The U.S. Supreme Court upheld on Thursday a controversial Arizona state law that sanctions businesses that hire undocumented immigrants.

By a 5-3 vote, the justices rejected the arguments of companies, civil organizations and even the Obama administration and reopened the door to the implementation of the law, which entered into force in 2008 but had been suspended pending the court ruling.

The decision is the first one by the court regarding the package of measures against undocumented migrants pushed through in Arizona and one that, according to some analysts, could be a harbinger of the high court's ruling on the most controversial of those laws, SB 1070, which seeks to criminalize the undocumented.

Arizona Gov. Jan Brewer announced two weeks ago that she will take her arguments to the high court for implementing SB 1070 in its entirety and without any of the restrictions imposed by a federal district court in Phoenix.

It is widely expected that the Supreme Court will ultimately address the constitutionality of SB 1070, which demands that state and local law enforcement officers verify the immigration status of anyone they suspect is an undocumented immigrant.

The ruling issued Thursday, written by Chief Justice John Roberts, said Arizona's law sanctioning employers does not violate federal immigration laws, contrary to claims by plaintiffs and the Justice Department.

The law authorizes Arizona district attorneys to take to court businessmen who knowingly hire undocumented workers.

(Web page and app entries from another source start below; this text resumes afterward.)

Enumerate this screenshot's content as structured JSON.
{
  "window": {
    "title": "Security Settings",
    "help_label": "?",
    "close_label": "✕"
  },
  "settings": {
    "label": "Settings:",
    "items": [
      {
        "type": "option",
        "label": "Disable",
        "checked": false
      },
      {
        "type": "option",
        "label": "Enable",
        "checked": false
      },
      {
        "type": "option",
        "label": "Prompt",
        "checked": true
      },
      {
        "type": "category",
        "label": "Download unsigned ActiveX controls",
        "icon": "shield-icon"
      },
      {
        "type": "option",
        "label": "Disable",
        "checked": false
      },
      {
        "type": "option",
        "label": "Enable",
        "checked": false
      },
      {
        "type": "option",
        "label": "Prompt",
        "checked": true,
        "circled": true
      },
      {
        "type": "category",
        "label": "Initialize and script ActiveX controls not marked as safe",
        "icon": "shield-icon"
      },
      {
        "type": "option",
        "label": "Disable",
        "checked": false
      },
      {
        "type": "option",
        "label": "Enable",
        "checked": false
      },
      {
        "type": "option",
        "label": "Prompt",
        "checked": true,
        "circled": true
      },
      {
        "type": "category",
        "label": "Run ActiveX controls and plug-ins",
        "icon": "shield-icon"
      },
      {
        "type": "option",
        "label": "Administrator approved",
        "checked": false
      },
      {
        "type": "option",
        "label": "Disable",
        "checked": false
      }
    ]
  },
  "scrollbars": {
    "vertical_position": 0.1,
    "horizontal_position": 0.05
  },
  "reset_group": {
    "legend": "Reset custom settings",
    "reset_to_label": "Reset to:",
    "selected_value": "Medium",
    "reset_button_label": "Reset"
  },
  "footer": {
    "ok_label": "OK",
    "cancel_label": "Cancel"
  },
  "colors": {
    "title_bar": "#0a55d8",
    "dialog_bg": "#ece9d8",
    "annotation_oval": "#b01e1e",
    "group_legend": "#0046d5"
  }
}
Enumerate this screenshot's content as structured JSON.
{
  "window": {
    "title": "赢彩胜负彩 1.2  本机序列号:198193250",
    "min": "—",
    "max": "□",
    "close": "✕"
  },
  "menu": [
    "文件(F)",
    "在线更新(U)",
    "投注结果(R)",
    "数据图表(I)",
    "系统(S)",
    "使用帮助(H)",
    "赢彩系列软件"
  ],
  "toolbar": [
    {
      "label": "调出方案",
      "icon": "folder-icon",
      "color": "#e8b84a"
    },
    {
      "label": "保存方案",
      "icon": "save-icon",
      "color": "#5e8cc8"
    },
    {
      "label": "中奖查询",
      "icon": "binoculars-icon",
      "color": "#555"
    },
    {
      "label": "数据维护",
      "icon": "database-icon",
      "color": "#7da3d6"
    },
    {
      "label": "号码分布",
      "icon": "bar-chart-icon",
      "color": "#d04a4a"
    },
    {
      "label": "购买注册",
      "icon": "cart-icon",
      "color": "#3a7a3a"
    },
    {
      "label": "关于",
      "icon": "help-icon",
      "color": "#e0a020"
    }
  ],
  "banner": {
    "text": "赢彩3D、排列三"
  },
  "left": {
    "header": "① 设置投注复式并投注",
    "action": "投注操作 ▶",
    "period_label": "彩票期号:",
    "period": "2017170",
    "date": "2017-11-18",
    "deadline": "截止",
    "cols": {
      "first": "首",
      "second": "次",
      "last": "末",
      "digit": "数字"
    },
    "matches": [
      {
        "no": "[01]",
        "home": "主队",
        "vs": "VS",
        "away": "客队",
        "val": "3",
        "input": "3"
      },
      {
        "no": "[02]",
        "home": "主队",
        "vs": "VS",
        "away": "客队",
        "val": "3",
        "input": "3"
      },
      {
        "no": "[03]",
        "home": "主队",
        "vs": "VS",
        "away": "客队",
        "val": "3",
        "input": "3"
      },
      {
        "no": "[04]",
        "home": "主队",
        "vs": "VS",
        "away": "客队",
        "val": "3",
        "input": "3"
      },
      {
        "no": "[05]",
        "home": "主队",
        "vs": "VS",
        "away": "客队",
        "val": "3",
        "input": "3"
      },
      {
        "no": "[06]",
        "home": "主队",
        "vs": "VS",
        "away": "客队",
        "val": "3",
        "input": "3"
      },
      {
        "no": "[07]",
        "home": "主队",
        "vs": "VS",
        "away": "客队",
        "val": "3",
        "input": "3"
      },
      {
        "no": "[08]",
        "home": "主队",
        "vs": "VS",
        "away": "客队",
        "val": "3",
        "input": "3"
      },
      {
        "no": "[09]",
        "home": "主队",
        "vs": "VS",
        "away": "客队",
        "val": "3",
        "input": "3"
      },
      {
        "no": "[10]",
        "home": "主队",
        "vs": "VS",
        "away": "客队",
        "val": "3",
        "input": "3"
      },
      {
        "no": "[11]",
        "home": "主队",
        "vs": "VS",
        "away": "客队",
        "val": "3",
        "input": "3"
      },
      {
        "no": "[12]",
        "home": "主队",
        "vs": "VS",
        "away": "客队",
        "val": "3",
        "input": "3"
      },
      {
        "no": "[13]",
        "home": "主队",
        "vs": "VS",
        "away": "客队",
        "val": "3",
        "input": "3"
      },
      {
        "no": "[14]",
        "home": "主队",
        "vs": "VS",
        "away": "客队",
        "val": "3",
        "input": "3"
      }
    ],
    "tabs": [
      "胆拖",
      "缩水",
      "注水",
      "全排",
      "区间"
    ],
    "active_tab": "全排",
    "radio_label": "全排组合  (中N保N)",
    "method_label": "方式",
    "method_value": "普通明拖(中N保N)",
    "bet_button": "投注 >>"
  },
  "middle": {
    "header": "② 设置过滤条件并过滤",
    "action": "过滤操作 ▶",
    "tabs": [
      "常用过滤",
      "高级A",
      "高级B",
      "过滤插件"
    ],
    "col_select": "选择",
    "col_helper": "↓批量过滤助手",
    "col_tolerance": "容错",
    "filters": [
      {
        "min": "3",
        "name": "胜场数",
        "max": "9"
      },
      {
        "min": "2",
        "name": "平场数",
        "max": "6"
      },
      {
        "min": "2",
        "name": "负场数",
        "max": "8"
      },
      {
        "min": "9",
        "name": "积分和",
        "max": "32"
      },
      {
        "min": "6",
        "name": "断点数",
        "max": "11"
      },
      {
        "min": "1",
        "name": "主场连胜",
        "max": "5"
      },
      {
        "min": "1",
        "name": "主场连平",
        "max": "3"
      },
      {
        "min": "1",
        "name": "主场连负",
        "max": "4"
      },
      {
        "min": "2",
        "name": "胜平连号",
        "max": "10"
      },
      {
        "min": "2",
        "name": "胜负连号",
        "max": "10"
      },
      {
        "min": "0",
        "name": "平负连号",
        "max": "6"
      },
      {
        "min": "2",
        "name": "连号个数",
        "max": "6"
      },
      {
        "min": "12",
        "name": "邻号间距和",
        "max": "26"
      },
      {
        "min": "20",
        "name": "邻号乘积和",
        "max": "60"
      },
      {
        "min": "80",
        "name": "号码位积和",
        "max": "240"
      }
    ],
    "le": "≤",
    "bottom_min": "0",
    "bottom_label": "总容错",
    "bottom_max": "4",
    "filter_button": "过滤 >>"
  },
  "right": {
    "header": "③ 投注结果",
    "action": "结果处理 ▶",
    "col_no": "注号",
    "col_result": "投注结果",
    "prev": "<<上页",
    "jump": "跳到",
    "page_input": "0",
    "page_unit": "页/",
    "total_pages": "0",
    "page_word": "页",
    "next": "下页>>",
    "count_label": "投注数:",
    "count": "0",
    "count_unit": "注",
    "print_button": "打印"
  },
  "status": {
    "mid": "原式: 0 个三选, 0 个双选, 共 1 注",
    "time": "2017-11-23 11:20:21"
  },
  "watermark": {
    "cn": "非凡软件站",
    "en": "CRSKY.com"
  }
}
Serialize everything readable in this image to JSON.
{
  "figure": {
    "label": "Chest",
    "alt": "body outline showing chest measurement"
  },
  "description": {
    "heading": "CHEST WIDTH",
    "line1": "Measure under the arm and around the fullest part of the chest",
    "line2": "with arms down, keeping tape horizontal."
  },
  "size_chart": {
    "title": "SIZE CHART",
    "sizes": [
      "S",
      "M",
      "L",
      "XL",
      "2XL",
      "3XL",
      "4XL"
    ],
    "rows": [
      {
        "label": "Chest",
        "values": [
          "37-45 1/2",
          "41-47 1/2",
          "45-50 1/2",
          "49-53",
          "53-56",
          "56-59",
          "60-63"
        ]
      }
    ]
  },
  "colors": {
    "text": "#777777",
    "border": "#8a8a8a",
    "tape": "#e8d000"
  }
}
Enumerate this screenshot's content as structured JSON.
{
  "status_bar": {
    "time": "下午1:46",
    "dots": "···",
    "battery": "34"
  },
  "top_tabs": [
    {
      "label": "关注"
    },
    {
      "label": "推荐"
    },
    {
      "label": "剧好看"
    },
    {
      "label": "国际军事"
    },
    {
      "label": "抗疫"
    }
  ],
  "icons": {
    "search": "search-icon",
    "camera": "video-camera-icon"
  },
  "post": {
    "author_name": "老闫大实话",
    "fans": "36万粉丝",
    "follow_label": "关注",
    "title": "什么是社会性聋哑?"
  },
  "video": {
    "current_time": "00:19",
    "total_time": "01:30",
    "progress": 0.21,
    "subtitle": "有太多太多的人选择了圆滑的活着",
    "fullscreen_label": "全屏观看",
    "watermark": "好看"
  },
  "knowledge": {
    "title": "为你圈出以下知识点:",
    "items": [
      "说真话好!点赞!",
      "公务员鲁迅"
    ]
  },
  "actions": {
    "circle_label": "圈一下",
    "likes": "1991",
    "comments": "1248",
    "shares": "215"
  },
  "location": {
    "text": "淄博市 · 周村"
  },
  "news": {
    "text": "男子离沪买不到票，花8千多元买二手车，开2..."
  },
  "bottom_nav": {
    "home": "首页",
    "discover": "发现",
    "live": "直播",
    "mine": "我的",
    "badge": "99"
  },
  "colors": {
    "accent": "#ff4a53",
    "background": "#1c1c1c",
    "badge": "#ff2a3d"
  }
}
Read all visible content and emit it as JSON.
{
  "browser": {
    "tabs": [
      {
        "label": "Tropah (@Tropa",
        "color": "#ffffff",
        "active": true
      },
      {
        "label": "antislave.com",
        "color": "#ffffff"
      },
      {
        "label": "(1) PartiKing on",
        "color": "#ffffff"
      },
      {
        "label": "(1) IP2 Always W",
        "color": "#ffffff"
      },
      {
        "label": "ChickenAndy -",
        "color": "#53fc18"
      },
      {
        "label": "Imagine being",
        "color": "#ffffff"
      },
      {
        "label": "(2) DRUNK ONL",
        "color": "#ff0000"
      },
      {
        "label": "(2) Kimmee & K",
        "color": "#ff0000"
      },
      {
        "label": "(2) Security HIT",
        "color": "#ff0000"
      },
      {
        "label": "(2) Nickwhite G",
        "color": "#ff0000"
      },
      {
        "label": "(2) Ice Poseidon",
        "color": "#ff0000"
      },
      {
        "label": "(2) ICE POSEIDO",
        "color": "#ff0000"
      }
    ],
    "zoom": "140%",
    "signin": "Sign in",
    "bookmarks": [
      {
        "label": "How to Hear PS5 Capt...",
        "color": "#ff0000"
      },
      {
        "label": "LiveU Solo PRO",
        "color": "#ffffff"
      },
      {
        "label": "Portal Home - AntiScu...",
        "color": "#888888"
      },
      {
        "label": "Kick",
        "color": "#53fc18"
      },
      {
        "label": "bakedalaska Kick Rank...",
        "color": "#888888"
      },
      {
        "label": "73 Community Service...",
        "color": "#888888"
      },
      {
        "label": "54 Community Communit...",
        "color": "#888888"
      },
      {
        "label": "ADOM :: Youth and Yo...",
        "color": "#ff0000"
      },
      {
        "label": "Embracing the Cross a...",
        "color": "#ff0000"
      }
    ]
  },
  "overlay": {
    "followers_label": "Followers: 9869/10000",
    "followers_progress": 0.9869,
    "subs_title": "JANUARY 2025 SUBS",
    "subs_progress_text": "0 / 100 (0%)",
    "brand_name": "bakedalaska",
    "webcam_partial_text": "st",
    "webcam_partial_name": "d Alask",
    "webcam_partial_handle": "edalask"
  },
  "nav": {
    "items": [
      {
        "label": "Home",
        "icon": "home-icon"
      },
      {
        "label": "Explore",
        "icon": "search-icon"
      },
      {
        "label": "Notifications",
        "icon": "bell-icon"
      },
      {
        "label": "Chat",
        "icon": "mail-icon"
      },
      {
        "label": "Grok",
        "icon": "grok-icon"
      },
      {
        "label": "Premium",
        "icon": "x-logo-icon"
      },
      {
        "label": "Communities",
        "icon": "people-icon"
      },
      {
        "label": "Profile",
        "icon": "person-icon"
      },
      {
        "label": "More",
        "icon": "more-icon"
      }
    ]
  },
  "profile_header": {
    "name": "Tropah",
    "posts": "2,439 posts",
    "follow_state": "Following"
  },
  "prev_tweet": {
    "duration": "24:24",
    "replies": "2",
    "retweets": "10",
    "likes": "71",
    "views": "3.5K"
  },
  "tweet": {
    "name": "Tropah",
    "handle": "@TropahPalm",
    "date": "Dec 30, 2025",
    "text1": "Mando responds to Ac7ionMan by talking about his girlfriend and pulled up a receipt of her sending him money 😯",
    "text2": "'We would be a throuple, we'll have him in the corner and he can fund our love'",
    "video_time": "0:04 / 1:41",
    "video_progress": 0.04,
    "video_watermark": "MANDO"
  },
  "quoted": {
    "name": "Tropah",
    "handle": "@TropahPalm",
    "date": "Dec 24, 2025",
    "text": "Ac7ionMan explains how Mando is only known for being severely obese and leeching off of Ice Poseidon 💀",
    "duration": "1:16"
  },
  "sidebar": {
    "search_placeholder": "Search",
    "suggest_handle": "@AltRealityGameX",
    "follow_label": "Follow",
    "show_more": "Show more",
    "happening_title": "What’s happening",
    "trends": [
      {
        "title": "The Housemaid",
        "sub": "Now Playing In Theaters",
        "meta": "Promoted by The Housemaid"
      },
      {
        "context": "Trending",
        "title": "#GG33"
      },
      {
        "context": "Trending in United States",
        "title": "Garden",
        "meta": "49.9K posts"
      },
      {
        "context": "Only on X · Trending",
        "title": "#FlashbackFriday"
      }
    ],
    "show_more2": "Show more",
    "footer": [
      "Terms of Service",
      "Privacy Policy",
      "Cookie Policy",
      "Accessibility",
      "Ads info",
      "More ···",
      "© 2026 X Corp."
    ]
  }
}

Firms that violate the law run the risk of losing their operating licenses and even being shut down.

The Arizona legislation "falls well within the confines of the authority Congress chose to leave to the states," Roberts said in an opinion supported by Justices Antonin Scalia, Anthony Kennedy, Samuel Alito and Clarence Thomas.

In their dissent, Justices Sonia Sotomayor, Ruth Bader Ginsburg and Stephen Breyer warned that the measure could lead to "illegal discrimination" against U.S. citizens and legal residents who seem to be foreigners.

The ninth justice, Elena Kagan, recused herself because she was involved in the case during her tenure as President Barack Obama's solicitor general.

The lead plaintiff in the suit, the U.S. Chamber of Commerce, expressed disappointment with the ruling.

"The decision makes it all the more urgent for Congress to bring much-needed clarity to immigration law through legislative reform, including preemption of employment-related state immigration laws," said Robin Conrad, executive vice president of the National Chamber Litigation Center.

Arizona activists expressed their disappointment with the high court's ruling.

"This law has been a nightmare for many people, among them legal residents and citizens of this country, who have mistakenly been denied the right to work," Lydia Guzman, a representative for the Respect/Respeto organization in Arizona, told Efe.

In her opinion, the Supreme Court's ruling "will open" the door to more discrimination in the process of hiring employees.

Seven other states - Colorado, Mississippi, Missouri, Pennsylvania, Tennessee, Virginia and West Virginia - have approved employer sanction laws similar to Arizona's.